■ WHAT NEEDS TO BE DONE:
Go through the material underneath and show every line where the string "Control" occurs.

■ DATA EXCERPTS:
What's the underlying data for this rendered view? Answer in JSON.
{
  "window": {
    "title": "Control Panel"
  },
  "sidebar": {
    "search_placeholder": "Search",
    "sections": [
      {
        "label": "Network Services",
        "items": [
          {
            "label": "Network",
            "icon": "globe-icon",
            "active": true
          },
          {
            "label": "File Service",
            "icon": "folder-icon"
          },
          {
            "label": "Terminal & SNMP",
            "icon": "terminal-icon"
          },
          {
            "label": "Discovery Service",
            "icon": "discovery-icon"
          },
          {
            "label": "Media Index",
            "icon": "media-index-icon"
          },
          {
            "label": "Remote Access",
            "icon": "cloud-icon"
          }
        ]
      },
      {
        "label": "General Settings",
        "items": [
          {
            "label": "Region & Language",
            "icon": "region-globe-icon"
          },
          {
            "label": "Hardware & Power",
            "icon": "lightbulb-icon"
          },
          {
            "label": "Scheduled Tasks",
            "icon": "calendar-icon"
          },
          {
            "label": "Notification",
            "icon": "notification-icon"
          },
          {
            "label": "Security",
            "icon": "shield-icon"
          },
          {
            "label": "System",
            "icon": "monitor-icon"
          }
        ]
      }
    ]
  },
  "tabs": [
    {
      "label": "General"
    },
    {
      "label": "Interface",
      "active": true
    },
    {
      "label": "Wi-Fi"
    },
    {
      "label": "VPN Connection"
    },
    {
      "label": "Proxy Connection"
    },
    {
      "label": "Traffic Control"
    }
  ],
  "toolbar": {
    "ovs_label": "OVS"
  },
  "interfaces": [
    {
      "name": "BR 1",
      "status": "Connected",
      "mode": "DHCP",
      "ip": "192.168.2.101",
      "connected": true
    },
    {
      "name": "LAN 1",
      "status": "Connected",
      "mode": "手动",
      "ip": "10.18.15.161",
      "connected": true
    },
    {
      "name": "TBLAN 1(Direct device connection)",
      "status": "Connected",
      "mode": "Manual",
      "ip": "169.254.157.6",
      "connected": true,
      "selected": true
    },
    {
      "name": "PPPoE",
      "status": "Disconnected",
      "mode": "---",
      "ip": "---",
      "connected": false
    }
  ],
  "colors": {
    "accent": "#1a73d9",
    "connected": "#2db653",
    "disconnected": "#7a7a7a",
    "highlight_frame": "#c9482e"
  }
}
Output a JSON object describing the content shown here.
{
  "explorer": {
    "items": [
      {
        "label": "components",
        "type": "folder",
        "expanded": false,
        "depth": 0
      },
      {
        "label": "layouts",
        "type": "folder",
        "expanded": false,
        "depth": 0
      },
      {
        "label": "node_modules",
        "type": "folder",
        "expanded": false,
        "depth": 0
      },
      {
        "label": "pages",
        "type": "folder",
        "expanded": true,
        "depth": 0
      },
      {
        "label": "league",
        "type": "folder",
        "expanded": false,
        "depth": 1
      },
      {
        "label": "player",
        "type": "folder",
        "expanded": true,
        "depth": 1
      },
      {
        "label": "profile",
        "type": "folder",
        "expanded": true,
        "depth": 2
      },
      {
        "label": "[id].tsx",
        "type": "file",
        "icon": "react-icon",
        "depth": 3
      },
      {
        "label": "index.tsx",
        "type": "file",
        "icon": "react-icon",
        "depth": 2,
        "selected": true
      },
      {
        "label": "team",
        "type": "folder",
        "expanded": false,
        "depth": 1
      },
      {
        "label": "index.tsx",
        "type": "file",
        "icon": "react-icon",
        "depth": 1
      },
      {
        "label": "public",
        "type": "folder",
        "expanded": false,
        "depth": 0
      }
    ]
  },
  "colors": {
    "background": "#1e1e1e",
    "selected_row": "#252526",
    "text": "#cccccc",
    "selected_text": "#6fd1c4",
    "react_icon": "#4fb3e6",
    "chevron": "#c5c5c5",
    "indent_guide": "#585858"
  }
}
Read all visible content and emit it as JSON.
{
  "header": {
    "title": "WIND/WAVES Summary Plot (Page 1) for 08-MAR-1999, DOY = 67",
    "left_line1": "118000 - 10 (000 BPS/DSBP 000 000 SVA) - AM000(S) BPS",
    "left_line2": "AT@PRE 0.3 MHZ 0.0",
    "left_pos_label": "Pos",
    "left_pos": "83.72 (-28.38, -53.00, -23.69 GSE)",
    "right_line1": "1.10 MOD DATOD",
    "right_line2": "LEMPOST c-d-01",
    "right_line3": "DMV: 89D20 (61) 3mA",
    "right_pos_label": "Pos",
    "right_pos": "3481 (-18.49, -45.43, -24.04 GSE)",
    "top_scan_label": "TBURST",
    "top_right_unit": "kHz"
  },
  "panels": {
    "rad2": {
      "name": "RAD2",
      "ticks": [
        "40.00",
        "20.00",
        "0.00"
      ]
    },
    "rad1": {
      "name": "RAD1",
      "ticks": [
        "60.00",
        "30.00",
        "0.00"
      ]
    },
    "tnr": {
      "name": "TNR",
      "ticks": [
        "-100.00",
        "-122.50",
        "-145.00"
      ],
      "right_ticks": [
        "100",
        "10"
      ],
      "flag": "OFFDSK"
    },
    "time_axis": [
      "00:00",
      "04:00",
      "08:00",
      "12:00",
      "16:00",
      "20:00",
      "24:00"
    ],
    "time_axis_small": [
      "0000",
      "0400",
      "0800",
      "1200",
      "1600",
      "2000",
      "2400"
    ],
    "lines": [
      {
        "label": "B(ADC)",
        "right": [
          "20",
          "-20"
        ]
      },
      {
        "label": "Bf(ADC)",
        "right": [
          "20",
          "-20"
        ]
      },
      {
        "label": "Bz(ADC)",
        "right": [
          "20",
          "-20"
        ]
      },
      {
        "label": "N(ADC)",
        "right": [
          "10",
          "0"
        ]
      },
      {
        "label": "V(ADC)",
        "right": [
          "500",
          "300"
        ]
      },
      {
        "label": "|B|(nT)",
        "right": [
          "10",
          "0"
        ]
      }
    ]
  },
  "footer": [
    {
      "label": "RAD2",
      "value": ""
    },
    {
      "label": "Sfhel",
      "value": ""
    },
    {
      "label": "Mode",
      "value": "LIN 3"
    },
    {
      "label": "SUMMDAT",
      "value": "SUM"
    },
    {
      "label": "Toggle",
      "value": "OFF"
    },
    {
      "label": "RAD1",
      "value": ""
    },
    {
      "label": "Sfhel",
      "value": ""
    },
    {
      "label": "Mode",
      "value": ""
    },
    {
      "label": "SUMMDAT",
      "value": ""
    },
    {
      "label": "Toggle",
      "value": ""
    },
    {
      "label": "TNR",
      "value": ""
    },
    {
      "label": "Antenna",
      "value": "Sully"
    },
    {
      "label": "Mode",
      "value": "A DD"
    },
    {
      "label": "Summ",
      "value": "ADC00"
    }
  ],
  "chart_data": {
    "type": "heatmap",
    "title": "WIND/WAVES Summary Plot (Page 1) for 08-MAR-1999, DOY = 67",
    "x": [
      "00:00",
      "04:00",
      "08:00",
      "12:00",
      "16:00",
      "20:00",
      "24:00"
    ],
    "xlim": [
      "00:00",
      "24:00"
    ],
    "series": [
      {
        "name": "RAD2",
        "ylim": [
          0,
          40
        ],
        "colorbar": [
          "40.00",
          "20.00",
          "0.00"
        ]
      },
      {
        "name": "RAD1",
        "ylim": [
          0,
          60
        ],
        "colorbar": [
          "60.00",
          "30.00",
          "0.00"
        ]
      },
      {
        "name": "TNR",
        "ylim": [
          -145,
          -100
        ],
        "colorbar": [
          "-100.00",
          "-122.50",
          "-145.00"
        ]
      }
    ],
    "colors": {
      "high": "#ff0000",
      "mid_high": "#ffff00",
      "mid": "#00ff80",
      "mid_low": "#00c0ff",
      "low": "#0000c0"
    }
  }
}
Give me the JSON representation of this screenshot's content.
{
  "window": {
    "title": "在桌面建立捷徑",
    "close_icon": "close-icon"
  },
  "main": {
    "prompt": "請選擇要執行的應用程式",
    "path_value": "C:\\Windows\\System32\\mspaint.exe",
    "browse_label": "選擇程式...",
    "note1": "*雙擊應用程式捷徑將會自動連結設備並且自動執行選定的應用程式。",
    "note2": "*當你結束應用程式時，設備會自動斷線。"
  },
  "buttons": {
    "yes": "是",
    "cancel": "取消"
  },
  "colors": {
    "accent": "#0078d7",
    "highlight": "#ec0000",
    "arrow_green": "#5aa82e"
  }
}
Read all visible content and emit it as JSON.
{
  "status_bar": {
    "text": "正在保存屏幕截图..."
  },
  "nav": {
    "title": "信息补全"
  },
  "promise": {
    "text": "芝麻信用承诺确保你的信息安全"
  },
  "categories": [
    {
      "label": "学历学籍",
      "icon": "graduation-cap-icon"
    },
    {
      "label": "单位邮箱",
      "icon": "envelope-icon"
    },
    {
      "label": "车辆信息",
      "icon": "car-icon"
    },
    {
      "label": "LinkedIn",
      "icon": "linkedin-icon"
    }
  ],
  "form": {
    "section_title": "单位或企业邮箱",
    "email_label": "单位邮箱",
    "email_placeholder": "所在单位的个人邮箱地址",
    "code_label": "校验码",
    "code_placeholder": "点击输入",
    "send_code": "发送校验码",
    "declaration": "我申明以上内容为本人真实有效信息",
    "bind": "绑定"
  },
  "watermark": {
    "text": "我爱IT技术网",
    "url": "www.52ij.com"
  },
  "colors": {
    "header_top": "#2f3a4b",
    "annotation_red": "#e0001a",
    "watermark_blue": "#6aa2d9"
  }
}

■ FINAL ANSWER:
    "title": "Control Panel"
      "label": "Traffic Control"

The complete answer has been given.